The lines of the records that include "slot" should all be copied.

[Component data from apps and pages]
----

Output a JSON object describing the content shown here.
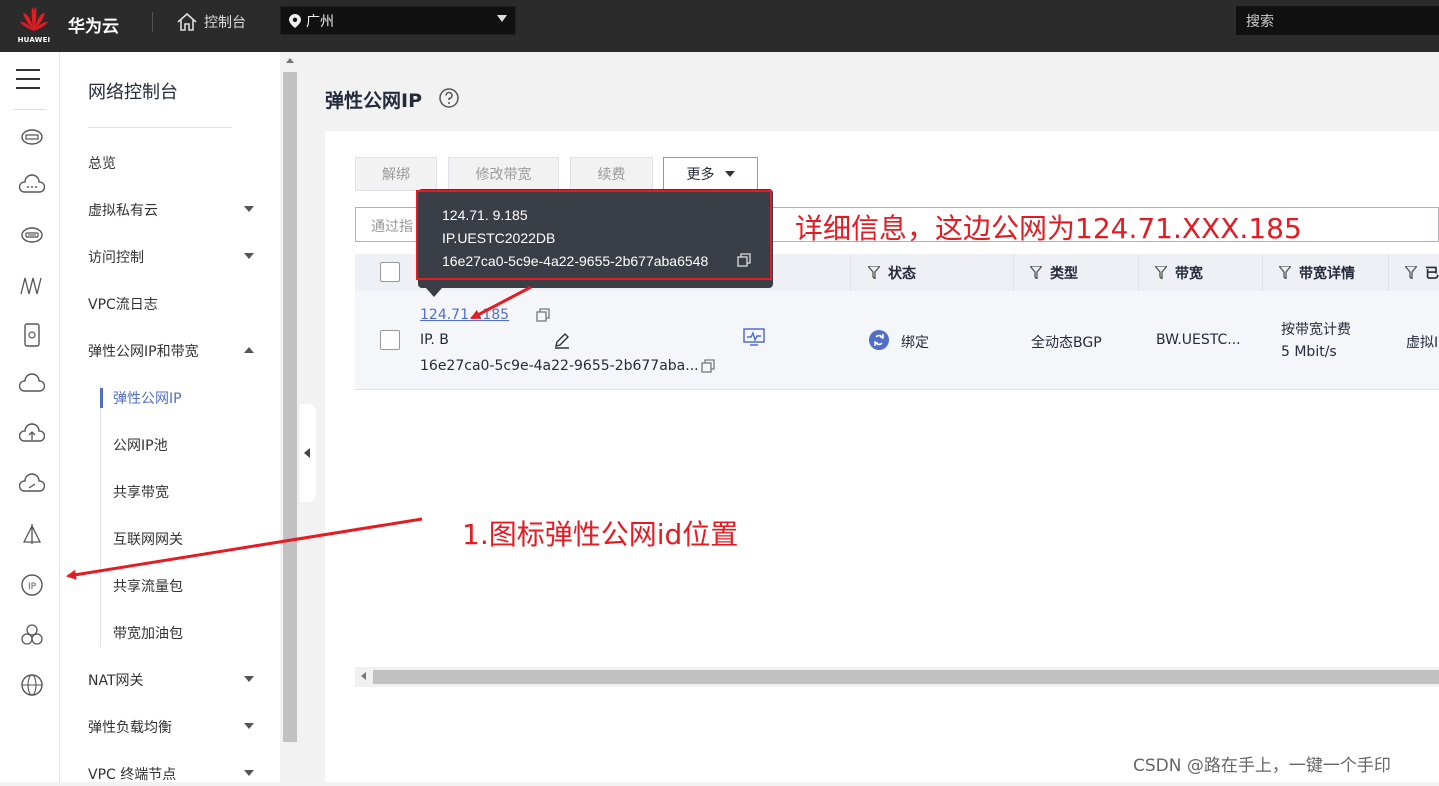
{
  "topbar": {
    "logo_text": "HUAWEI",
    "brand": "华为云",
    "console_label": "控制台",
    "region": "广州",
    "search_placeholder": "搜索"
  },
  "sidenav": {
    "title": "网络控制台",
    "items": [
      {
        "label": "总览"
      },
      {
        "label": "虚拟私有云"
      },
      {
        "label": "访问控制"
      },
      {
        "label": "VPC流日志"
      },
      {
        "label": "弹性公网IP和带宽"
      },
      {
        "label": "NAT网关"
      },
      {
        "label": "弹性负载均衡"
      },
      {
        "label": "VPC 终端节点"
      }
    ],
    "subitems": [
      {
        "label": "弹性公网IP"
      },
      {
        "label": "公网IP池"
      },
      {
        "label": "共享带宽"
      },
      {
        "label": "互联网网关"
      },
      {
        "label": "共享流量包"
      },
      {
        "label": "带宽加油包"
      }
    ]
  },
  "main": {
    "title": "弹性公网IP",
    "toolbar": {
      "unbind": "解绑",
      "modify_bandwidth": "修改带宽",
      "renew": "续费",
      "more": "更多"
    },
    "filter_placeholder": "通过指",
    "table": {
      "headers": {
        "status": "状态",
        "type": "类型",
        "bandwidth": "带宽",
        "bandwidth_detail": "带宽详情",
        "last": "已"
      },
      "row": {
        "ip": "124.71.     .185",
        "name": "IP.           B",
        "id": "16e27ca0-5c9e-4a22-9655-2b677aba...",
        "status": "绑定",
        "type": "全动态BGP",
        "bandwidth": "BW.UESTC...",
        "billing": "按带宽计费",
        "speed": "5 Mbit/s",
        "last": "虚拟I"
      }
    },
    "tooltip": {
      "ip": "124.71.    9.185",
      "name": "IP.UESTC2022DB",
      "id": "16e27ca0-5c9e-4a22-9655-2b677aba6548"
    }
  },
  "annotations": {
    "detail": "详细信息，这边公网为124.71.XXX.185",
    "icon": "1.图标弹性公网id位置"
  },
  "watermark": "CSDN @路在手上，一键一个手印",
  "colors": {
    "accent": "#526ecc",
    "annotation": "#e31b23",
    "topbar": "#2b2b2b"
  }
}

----

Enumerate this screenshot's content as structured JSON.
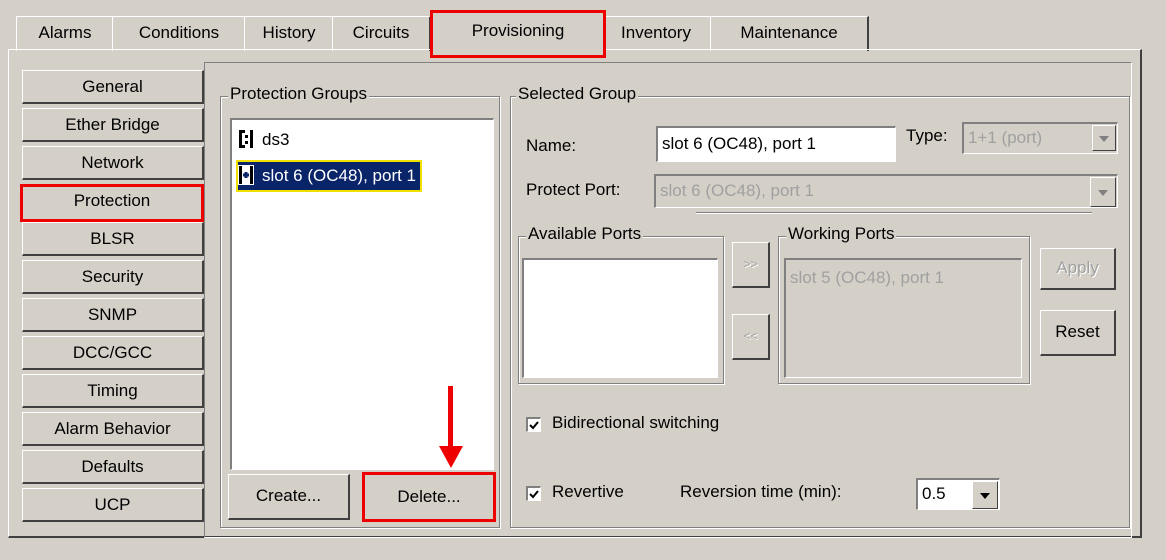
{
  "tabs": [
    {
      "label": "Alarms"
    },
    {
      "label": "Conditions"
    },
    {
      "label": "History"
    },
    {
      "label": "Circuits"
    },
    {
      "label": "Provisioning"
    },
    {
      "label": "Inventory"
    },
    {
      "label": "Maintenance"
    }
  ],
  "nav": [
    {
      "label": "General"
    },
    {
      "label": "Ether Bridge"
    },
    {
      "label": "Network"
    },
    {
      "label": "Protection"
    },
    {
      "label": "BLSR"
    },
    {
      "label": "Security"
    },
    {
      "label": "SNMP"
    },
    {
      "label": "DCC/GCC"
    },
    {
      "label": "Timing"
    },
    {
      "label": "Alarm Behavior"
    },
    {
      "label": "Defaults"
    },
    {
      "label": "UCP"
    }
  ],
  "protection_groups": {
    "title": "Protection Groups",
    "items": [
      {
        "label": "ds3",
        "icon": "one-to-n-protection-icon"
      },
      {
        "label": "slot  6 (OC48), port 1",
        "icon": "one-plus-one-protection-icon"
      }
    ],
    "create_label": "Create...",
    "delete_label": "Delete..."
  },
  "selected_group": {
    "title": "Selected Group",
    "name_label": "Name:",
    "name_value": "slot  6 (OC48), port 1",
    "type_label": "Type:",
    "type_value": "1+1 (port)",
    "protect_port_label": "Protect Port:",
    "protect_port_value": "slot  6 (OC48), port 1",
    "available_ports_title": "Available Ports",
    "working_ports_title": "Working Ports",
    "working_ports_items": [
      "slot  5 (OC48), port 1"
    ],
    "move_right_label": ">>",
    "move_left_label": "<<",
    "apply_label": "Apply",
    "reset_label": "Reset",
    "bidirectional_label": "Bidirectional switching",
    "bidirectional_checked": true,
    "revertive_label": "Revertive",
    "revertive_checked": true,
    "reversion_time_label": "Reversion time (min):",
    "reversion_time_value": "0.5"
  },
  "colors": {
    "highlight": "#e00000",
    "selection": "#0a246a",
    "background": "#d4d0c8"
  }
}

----

- [TASK RESULT]
        "label": "slot  6 (OC48), port 1",
    "name_value": "slot  6 (OC48), port 1",
    "protect_port_value": "slot  6 (OC48), port 1",
      "slot  5 (OC48), port 1"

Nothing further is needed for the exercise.